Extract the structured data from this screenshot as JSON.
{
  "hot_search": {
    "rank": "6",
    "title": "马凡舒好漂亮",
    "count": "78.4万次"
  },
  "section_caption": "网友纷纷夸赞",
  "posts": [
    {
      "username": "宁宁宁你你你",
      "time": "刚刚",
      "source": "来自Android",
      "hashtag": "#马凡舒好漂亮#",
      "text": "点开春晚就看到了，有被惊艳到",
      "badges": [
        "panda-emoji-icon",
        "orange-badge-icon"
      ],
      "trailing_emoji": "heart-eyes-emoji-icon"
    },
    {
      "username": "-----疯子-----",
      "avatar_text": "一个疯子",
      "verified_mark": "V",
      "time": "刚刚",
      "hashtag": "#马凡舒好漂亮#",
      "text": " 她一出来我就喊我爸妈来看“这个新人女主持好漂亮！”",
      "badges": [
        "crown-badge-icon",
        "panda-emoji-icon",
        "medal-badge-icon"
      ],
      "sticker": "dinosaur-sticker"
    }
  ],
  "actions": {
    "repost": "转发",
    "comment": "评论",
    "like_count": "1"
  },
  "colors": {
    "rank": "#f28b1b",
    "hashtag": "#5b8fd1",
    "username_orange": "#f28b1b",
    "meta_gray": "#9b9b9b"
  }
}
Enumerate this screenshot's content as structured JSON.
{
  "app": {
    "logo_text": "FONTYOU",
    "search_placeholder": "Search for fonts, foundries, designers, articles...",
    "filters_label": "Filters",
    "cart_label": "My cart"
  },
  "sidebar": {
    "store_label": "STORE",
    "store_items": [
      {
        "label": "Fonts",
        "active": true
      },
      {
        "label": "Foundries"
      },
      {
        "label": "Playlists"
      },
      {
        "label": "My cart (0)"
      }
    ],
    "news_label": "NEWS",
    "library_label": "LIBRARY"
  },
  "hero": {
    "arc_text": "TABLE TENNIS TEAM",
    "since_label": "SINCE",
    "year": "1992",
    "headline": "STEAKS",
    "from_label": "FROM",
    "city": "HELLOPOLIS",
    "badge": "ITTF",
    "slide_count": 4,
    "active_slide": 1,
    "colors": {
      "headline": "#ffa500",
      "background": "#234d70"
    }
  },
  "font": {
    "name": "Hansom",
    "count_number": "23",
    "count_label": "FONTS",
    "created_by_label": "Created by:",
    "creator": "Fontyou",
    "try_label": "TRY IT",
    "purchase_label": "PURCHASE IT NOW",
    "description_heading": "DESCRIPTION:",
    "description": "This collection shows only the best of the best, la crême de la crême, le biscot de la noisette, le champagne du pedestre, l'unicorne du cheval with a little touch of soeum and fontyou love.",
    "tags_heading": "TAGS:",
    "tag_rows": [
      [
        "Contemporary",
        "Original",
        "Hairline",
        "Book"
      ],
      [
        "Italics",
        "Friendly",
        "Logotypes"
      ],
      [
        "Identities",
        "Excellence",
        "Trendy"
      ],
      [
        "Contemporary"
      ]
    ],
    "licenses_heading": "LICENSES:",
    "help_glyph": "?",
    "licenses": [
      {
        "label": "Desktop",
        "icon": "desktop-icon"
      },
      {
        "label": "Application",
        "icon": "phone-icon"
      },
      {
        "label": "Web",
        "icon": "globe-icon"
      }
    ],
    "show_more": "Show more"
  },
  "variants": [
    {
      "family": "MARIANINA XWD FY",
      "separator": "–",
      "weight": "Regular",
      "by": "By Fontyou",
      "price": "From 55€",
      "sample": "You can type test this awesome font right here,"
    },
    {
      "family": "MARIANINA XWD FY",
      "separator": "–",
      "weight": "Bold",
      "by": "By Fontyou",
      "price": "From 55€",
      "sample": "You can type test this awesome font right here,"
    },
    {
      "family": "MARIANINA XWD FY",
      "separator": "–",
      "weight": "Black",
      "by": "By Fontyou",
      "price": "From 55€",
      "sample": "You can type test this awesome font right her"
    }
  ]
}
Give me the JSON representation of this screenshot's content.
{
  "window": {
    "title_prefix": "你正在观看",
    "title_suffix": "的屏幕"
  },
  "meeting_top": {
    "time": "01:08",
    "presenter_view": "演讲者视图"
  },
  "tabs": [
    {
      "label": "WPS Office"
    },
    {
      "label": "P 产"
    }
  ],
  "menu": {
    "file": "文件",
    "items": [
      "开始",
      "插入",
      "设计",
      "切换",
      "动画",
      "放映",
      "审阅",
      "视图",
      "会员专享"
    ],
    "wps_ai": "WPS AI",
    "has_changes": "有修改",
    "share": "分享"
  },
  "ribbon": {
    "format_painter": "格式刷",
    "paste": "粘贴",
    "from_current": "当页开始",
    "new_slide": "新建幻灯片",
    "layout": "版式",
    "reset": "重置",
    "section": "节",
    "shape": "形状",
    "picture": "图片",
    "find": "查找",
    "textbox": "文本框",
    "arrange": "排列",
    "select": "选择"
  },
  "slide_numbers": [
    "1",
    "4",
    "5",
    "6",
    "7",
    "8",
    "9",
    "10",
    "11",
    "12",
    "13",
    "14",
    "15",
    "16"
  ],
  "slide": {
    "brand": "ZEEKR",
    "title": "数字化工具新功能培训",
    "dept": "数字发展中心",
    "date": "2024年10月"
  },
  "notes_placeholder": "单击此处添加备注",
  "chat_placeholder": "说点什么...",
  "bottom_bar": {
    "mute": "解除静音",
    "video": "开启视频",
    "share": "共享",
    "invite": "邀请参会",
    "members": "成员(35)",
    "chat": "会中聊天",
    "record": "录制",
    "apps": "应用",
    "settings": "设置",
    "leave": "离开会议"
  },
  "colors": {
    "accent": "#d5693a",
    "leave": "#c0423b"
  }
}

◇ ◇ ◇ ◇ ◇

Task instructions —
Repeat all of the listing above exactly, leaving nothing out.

Response below —
Extract the structured data from this screenshot as JSON.
{
  "hot_search": {
    "rank": "6",
    "title": "马凡舒好漂亮",
    "count": "78.4万次"
  },
  "section_caption": "网友纷纷夸赞",
  "posts": [
    {
      "username": "宁宁宁你你你",
      "time": "刚刚",
      "source": "来自Android",
      "hashtag": "#马凡舒好漂亮#",
      "text": "点开春晚就看到了，有被惊艳到",
      "badges": [
        "panda-emoji-icon",
        "orange-badge-icon"
      ],
      "trailing_emoji": "heart-eyes-emoji-icon"
    },
    {
      "username": "-----疯子-----",
      "avatar_text": "一个疯子",
      "verified_mark": "V",
      "time": "刚刚",
      "hashtag": "#马凡舒好漂亮#",
      "text": " 她一出来我就喊我爸妈来看“这个新人女主持好漂亮！”",
      "badges": [
        "crown-badge-icon",
        "panda-emoji-icon",
        "medal-badge-icon"
      ],
      "sticker": "dinosaur-sticker"
    }
  ],
  "actions": {
    "repost": "转发",
    "comment": "评论",
    "like_count": "1"
  },
  "colors": {
    "rank": "#f28b1b",
    "hashtag": "#5b8fd1",
    "username_orange": "#f28b1b",
    "meta_gray": "#9b9b9b"
  }
}
Enumerate this screenshot's content as structured JSON.
{
  "app": {
    "logo_text": "FONTYOU",
    "search_placeholder": "Search for fonts, foundries, designers, articles...",
    "filters_label": "Filters",
    "cart_label": "My cart"
  },
  "sidebar": {
    "store_label": "STORE",
    "store_items": [
      {
        "label": "Fonts",
        "active": true
      },
      {
        "label": "Foundries"
      },
      {
        "label": "Playlists"
      },
      {
        "label": "My cart (0)"
      }
    ],
    "news_label": "NEWS",
    "library_label": "LIBRARY"
  },
  "hero": {
    "arc_text": "TABLE TENNIS TEAM",
    "since_label": "SINCE",
    "year": "1992",
    "headline": "STEAKS",
    "from_label": "FROM",
    "city": "HELLOPOLIS",
    "badge": "ITTF",
    "slide_count": 4,
    "active_slide": 1,
    "colors": {
      "headline": "#ffa500",
      "background": "#234d70"
    }
  },
  "font": {
    "name": "Hansom",
    "count_number": "23",
    "count_label": "FONTS",
    "created_by_label": "Created by:",
    "creator": "Fontyou",
    "try_label": "TRY IT",
    "purchase_label": "PURCHASE IT NOW",
    "description_heading": "DESCRIPTION:",
    "description": "This collection shows only the best of the best, la crême de la crême, le biscot de la noisette, le champagne du pedestre, l'unicorne du cheval with a little touch of soeum and fontyou love.",
    "tags_heading": "TAGS:",
    "tag_rows": [
      [
        "Contemporary",
        "Original",
        "Hairline",
        "Book"
      ],
      [
        "Italics",
        "Friendly",
        "Logotypes"
      ],
      [
        "Identities",
        "Excellence",
        "Trendy"
      ],
      [
        "Contemporary"
      ]
    ],
    "licenses_heading": "LICENSES:",
    "help_glyph": "?",
    "licenses": [
      {
        "label": "Desktop",
        "icon": "desktop-icon"
      },
      {
        "label": "Application",
        "icon": "phone-icon"
      },
      {
        "label": "Web",
        "icon": "globe-icon"
      }
    ],
    "show_more": "Show more"
  },
  "variants": [
    {
      "family": "MARIANINA XWD FY",
      "separator": "–",
      "weight": "Regular",
      "by": "By Fontyou",
      "price": "From 55€",
      "sample": "You can type test this awesome font right here,"
    },
    {
      "family": "MARIANINA XWD FY",
      "separator": "–",
      "weight": "Bold",
      "by": "By Fontyou",
      "price": "From 55€",
      "sample": "You can type test this awesome font right here,"
    },
    {
      "family": "MARIANINA XWD FY",
      "separator": "–",
      "weight": "Black",
      "by": "By Fontyou",
      "price": "From 55€",
      "sample": "You can type test this awesome font right her"
    }
  ]
}
Give me the JSON representation of this screenshot's content.
{
  "window": {
    "title_prefix": "你正在观看",
    "title_suffix": "的屏幕"
  },
  "meeting_top": {
    "time": "01:08",
    "presenter_view": "演讲者视图"
  },
  "tabs": [
    {
      "label": "WPS Office"
    },
    {
      "label": "P 产"
    }
  ],
  "menu": {
    "file": "文件",
    "items": [
      "开始",
      "插入",
      "设计",
      "切换",
      "动画",
      "放映",
      "审阅",
      "视图",
      "会员专享"
    ],
    "wps_ai": "WPS AI",
    "has_changes": "有修改",
    "share": "分享"
  },
  "ribbon": {
    "format_painter": "格式刷",
    "paste": "粘贴",
    "from_current": "当页开始",
    "new_slide": "新建幻灯片",
    "layout": "版式",
    "reset": "重置",
    "section": "节",
    "shape": "形状",
    "picture": "图片",
    "find": "查找",
    "textbox": "文本框",
    "arrange": "排列",
    "select": "选择"
  },
  "slide_numbers": [
    "1",
    "4",
    "5",
    "6",
    "7",
    "8",
    "9",
    "10",
    "11",
    "12",
    "13",
    "14",
    "15",
    "16"
  ],
  "slide": {
    "brand": "ZEEKR",
    "title": "数字化工具新功能培训",
    "dept": "数字发展中心",
    "date": "2024年10月"
  },
  "notes_placeholder": "单击此处添加备注",
  "chat_placeholder": "说点什么...",
  "bottom_bar": {
    "mute": "解除静音",
    "video": "开启视频",
    "share": "共享",
    "invite": "邀请参会",
    "members": "成员(35)",
    "chat": "会中聊天",
    "record": "录制",
    "apps": "应用",
    "settings": "设置",
    "leave": "离开会议"
  },
  "colors": {
    "accent": "#d5693a",
    "leave": "#c0423b"
  }
}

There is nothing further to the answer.